Easter is late this year, almost as late as it can be, but “Better late than never!” as they say.
Imagine for a moment what the world would be like if Easter had never happened. Perhaps it is not that hard because, after all, most people carry on much as normal on Good Friday. It is still a bank holiday, but it is a puzzling day with that apparently strange claim that one crucifixion out of the many thousands carried out under Roman rule was different. It might almost appear as if the crucifixion never happened.
When it comes to Easter Sunday, however, we could say, “Well, we wouldn’t have Easter eggs for a start.” But if we think about it, we wouldn’t have any churches either, nor would we have any Christians. Would they be missed?
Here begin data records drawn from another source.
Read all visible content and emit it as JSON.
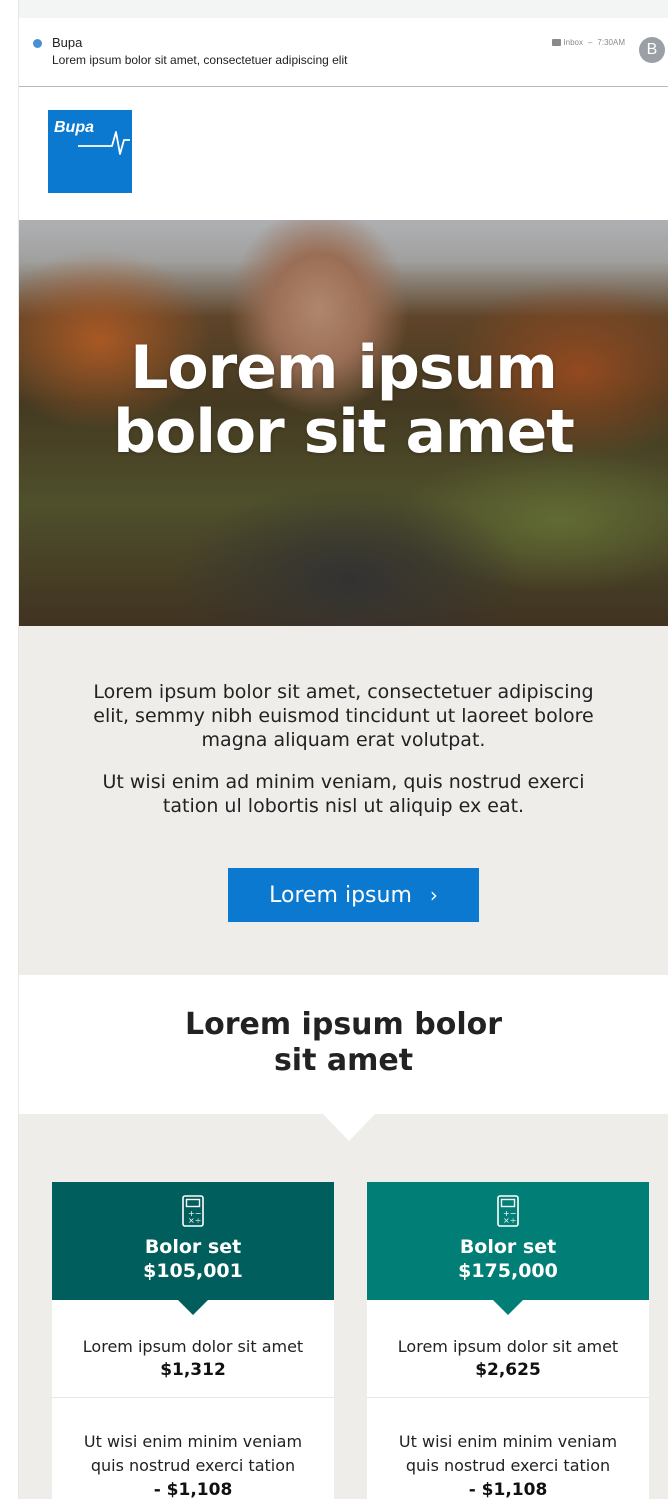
{
  "email": {
    "sender": "Bupa",
    "subject": "Lorem ipsum bolor sit amet, consectetuer adipiscing elit",
    "folder": "Inbox",
    "time": "7:30AM",
    "meta_separator": "–",
    "avatar_initial": "B"
  },
  "brand": {
    "logo_text": "Bupa",
    "color": "#0a79cf"
  },
  "hero": {
    "title_line1": "Lorem ipsum",
    "title_line2": "bolor sit amet"
  },
  "intro": {
    "paragraph1": "Lorem ipsum bolor sit amet, consectetuer adipiscing elit, semmy nibh euismod tincidunt ut laoreet bolore magna aliquam erat volutpat.",
    "paragraph2": "Ut wisi enim ad minim veniam, quis nostrud exerci tation ul lobortis nisl ut aliquip ex eat.",
    "cta_label": "Lorem ipsum",
    "cta_chevron": "›"
  },
  "section": {
    "heading_line1": "Lorem ipsum bolor",
    "heading_line2": "sit amet"
  },
  "cards": [
    {
      "icon": "calculator-icon",
      "title": "Bolor set",
      "amount": "$105,001",
      "color": "#005e5c",
      "row1_label": "Lorem ipsum dolor sit amet",
      "row1_value": "$1,312",
      "row2_label": "Ut wisi enim minim veniam quis nostrud exerci tation",
      "row2_value": "- $1,108"
    },
    {
      "icon": "calculator-icon",
      "title": "Bolor set",
      "amount": "$175,000",
      "color": "#017f76",
      "row1_label": "Lorem ipsum dolor sit amet",
      "row1_value": "$2,625",
      "row2_label": "Ut wisi enim minim veniam quis nostrud exerci tation",
      "row2_value": "- $1,108"
    }
  ]
}
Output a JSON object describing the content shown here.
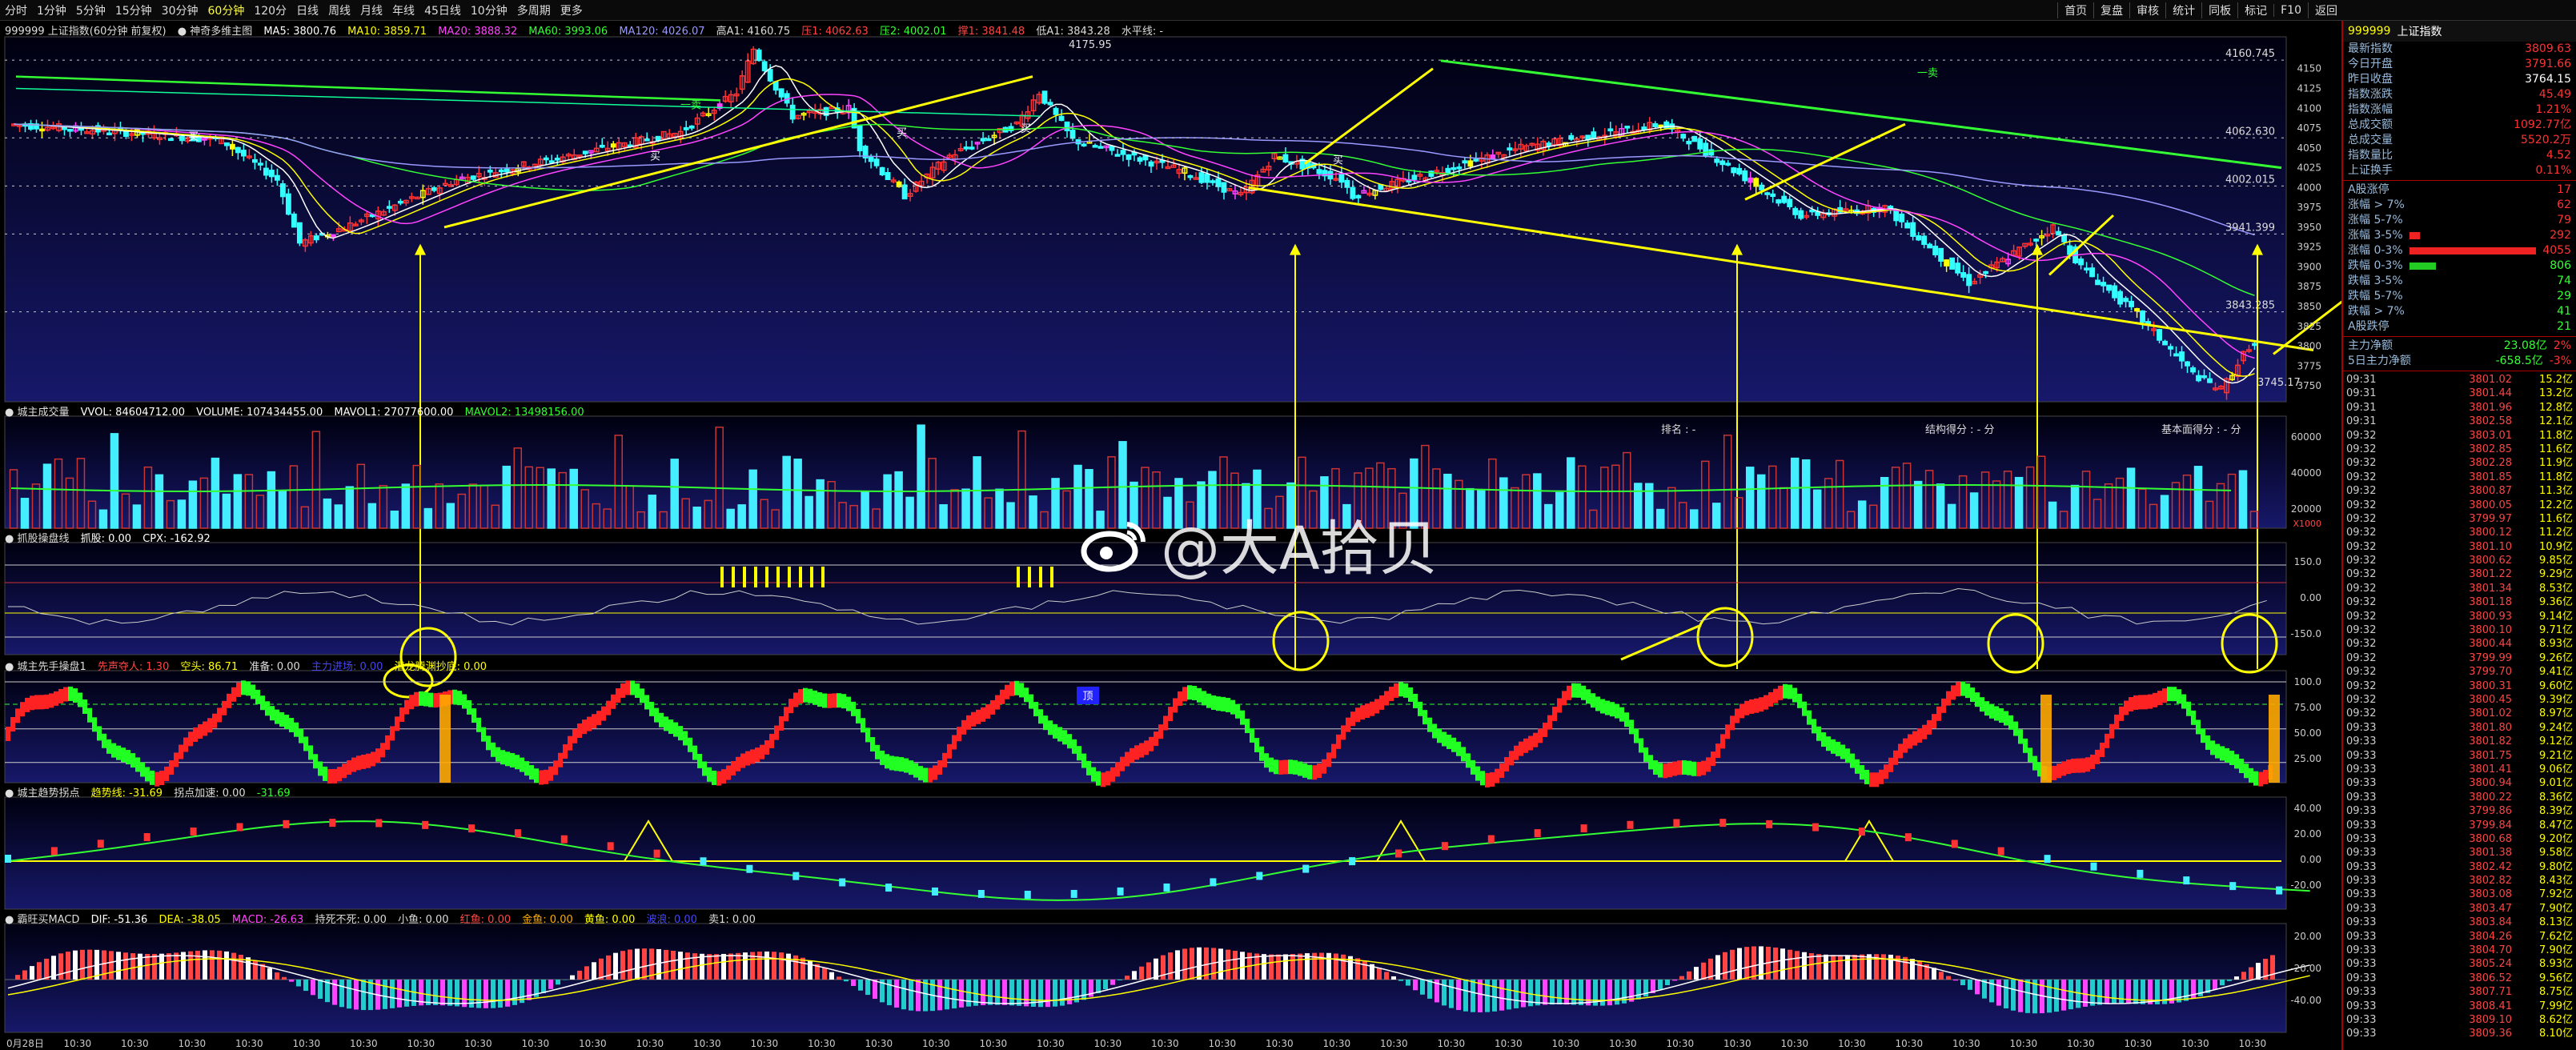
{
  "toolbar": {
    "timeframes": [
      "分时",
      "1分钟",
      "5分钟",
      "15分钟",
      "30分钟",
      "60分钟",
      "120分",
      "日线",
      "周线",
      "月线",
      "年线",
      "45日线",
      "10分钟",
      "多周期",
      "更多"
    ],
    "active_index": 5,
    "right_items": [
      "首页",
      "复盘",
      "审核",
      "统计",
      "同板",
      "标记",
      "F10",
      "返回"
    ]
  },
  "main_panel": {
    "title": "999999 上证指数(60分钟 前复权)",
    "indicator": "● 神奇多维主图",
    "ma": [
      "MA5: 3800.76",
      "MA10: 3859.71",
      "MA20: 3888.32",
      "MA60: 3993.06",
      "MA120: 4026.07"
    ],
    "extra": [
      "高A1: 4160.75",
      "压1: 4062.63",
      "压2: 4002.01",
      "撑1: 3841.48",
      "低A1: 3843.28",
      "水平线: -"
    ],
    "y_labels": [
      "4150",
      "4125",
      "4100",
      "4075",
      "4050",
      "4025",
      "4000",
      "3975",
      "3950",
      "3925",
      "3900",
      "3875",
      "3850",
      "3825",
      "3800",
      "3775",
      "3750"
    ],
    "level_labels": [
      "4160.745",
      "4062.630",
      "4002.015",
      "3941.399",
      "3843.285"
    ],
    "high_label": "4175.95",
    "low_label": "3745.17",
    "buy_label": "买",
    "sell_label": "卖",
    "markers": [
      "一卖",
      "一卖"
    ]
  },
  "volume_panel": {
    "title": "● 城主成交量",
    "values": [
      "VVOL: 84604712.00",
      "VOLUME: 107434455.00",
      "MAVOL1: 27077600.00",
      "MAVOL2: 13498156.00"
    ],
    "labels": [
      "排名 : -",
      "结构得分 : - 分",
      "基本面得分 : - 分"
    ],
    "y_labels": [
      "60000",
      "40000",
      "20000"
    ],
    "unit_label": "X1000"
  },
  "panel3": {
    "title": "● 抓股操盘线",
    "values": [
      "抓股: 0.00",
      "CPX: -162.92"
    ],
    "y_labels": [
      "150.0",
      "0.00",
      "-150.0"
    ]
  },
  "panel4": {
    "title": "● 城主先手操盘1",
    "values": [
      "先声夺人: 1.30",
      "空头: 86.71",
      "准备: 0.00",
      "主力进场: 0.00",
      "潜龙腾渊抄底: 0.00"
    ],
    "y_labels": [
      "100.0",
      "75.00",
      "50.00",
      "25.00"
    ],
    "badge": "顶"
  },
  "panel5": {
    "title": "● 城主趋势拐点",
    "values": [
      "趋势线: -31.69",
      "拐点加速: 0.00",
      "-31.69"
    ],
    "y_labels": [
      "40.00",
      "20.00",
      "0.00",
      "-20.00"
    ]
  },
  "panel6": {
    "title": "● 霸旺买MACD",
    "values": [
      "DIF: -51.36",
      "DEA: -38.05",
      "MACD: -26.63",
      "持死不死: 0.00",
      "小鱼: 0.00",
      "红鱼: 0.00",
      "金鱼: 0.00",
      "黄鱼: 0.00",
      "波浪: 0.00",
      "卖1: 0.00"
    ],
    "y_labels": [
      "20.00",
      "-20.00",
      "-40.00"
    ]
  },
  "time_axis": {
    "first": "0月28日",
    "repeat": "10:30",
    "count": 40
  },
  "watermark": "@大A拾贝",
  "quote": {
    "code": "999999",
    "name": "上证指数",
    "rows": [
      {
        "k": "最新指数",
        "v": "3809.63",
        "c": "v"
      },
      {
        "k": "今日开盘",
        "v": "3791.66",
        "c": "v"
      },
      {
        "k": "昨日收盘",
        "v": "3764.15",
        "c": "w"
      },
      {
        "k": "指数涨跌",
        "v": "45.49",
        "c": "v"
      },
      {
        "k": "指数涨幅",
        "v": "1.21%",
        "c": "v"
      },
      {
        "k": "总成交额",
        "v": "1092.77亿",
        "c": "v"
      },
      {
        "k": "总成交量",
        "v": "5520.2万",
        "c": "v"
      },
      {
        "k": "指数量比",
        "v": "4.52",
        "c": "v"
      },
      {
        "k": "上证换手",
        "v": "0.11%",
        "c": "v"
      }
    ],
    "breadth": [
      {
        "k": "A股涨停",
        "v": "17",
        "c": "v",
        "bar": 0
      },
      {
        "k": "涨幅 > 7%",
        "v": "62",
        "c": "v",
        "bar": 0
      },
      {
        "k": "涨幅 5-7%",
        "v": "79",
        "c": "v",
        "bar": 0
      },
      {
        "k": "涨幅 3-5%",
        "v": "292",
        "c": "v",
        "bar": 0.08
      },
      {
        "k": "涨幅 0-3%",
        "v": "4055",
        "c": "v",
        "bar": 1.0
      },
      {
        "k": "跌幅 0-3%",
        "v": "806",
        "c": "g",
        "bar": 0.2
      },
      {
        "k": "跌幅 3-5%",
        "v": "74",
        "c": "g",
        "bar": 0
      },
      {
        "k": "跌幅 5-7%",
        "v": "29",
        "c": "g",
        "bar": 0
      },
      {
        "k": "跌幅 > 7%",
        "v": "41",
        "c": "g",
        "bar": 0
      },
      {
        "k": "A股跌停",
        "v": "21",
        "c": "g",
        "bar": 0
      }
    ],
    "fund_rows": [
      {
        "k": "主力净额",
        "v": "23.08亿",
        "v2": "2%"
      },
      {
        "k": "5日主力净额",
        "v": "-658.5亿",
        "v2": "-3%"
      }
    ],
    "ticks": [
      [
        "09:31",
        "3801.02",
        "15.2亿"
      ],
      [
        "09:31",
        "3801.44",
        "13.2亿"
      ],
      [
        "09:31",
        "3801.96",
        "12.8亿"
      ],
      [
        "09:31",
        "3802.58",
        "12.1亿"
      ],
      [
        "09:32",
        "3803.01",
        "11.8亿"
      ],
      [
        "09:32",
        "3802.85",
        "11.6亿"
      ],
      [
        "09:32",
        "3802.28",
        "11.9亿"
      ],
      [
        "09:32",
        "3801.85",
        "11.8亿"
      ],
      [
        "09:32",
        "3800.87",
        "11.3亿"
      ],
      [
        "09:32",
        "3800.05",
        "12.2亿"
      ],
      [
        "09:32",
        "3799.97",
        "11.6亿"
      ],
      [
        "09:32",
        "3800.12",
        "11.2亿"
      ],
      [
        "09:32",
        "3801.10",
        "10.9亿"
      ],
      [
        "09:32",
        "3800.62",
        "9.85亿"
      ],
      [
        "09:32",
        "3801.22",
        "9.29亿"
      ],
      [
        "09:32",
        "3801.34",
        "8.53亿"
      ],
      [
        "09:32",
        "3801.18",
        "9.36亿"
      ],
      [
        "09:32",
        "3800.93",
        "9.14亿"
      ],
      [
        "09:32",
        "3800.10",
        "9.71亿"
      ],
      [
        "09:32",
        "3800.44",
        "8.93亿"
      ],
      [
        "09:32",
        "3799.99",
        "9.26亿"
      ],
      [
        "09:32",
        "3799.70",
        "9.41亿"
      ],
      [
        "09:32",
        "3800.31",
        "9.60亿"
      ],
      [
        "09:32",
        "3800.45",
        "9.39亿"
      ],
      [
        "09:32",
        "3801.02",
        "8.97亿"
      ],
      [
        "09:33",
        "3801.80",
        "9.24亿"
      ],
      [
        "09:33",
        "3801.82",
        "9.12亿"
      ],
      [
        "09:33",
        "3801.75",
        "9.21亿"
      ],
      [
        "09:33",
        "3801.41",
        "9.06亿"
      ],
      [
        "09:33",
        "3800.94",
        "9.01亿"
      ],
      [
        "09:33",
        "3800.22",
        "8.36亿"
      ],
      [
        "09:33",
        "3799.86",
        "8.39亿"
      ],
      [
        "09:33",
        "3799.84",
        "8.47亿"
      ],
      [
        "09:33",
        "3800.68",
        "9.20亿"
      ],
      [
        "09:33",
        "3801.38",
        "9.58亿"
      ],
      [
        "09:33",
        "3802.42",
        "9.80亿"
      ],
      [
        "09:33",
        "3802.82",
        "8.43亿"
      ],
      [
        "09:33",
        "3803.08",
        "7.92亿"
      ],
      [
        "09:33",
        "3803.47",
        "7.90亿"
      ],
      [
        "09:33",
        "3803.84",
        "8.13亿"
      ],
      [
        "09:33",
        "3804.26",
        "7.62亿"
      ],
      [
        "09:33",
        "3804.70",
        "7.90亿"
      ],
      [
        "09:33",
        "3805.24",
        "8.93亿"
      ],
      [
        "09:33",
        "3806.52",
        "9.56亿"
      ],
      [
        "09:33",
        "3807.71",
        "8.75亿"
      ],
      [
        "09:33",
        "3808.41",
        "7.99亿"
      ],
      [
        "09:33",
        "3809.10",
        "8.62亿"
      ],
      [
        "09:33",
        "3809.36",
        "8.10亿"
      ]
    ]
  },
  "colors": {
    "up": "#ff3333",
    "down": "#33ffff",
    "yellow": "#ffff00",
    "green": "#33ff33",
    "magenta": "#ff44ff",
    "bg": "#000000",
    "panel_bg": "#070a2a"
  }
}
I think we certainly would miss the buildings, and hopefully also the Christians we know.
In some ways, Easter is like a coin which has two sides: the crucifixion on the Friday and the resurrection on the Sunday. The point of this analogy is that the cross and the resurrection go together; they are inseparable, they take their meaning from each other.
Take, for example, the Christian claim, “I believe Jesus died on the cross to save me from my sins.”
That is claiming that a past event conveys something in the present, today, now. We think that what is being claimed starts from the past (Good Friday). If we really think about it though, surely it is the other way around? An experience in the present (of having received forgiveness from the risen Christ) is understood by referring back to Jesus dying on the cross (for us).
In the same way, Christians believe in the resurrection not primarily because they have read about it in the four gospels, but because they have had some sort of experience of the aliveness of Jesus.
This brings us back to churches and Christians. Both often sport or display crosses. They are inanimate, man-made, of wood or metal. Those crosses are essentially dead. Appropriately so, we might add. Jesus really did suffer and die. His body was then sealed in the tomb, dead and gone. Crosses serve as reminders.
Where and how can churches and Christians sport or display the resurrection? How to convey the essential aliveness of Jesus?
One idea is to think of being transparent. Christian worship is meant to be a window through which people catch glimpses of God. Christians need to aim to be people who are “seen through.” Yes, we are seen to be fallible, “sinners,” seen through in that sense but, even so, still a misty window through which people catch sight of the risen Lord Jesus.
So, when it comes to Easter, “Better late than never!” and when people “see through’” those of us who seek to follow Jesus, may they ‘“see through’” us in the second sense to the risen Lord who suffered and died for all.
Easter blessings to all,
Robert Draycott (Rev)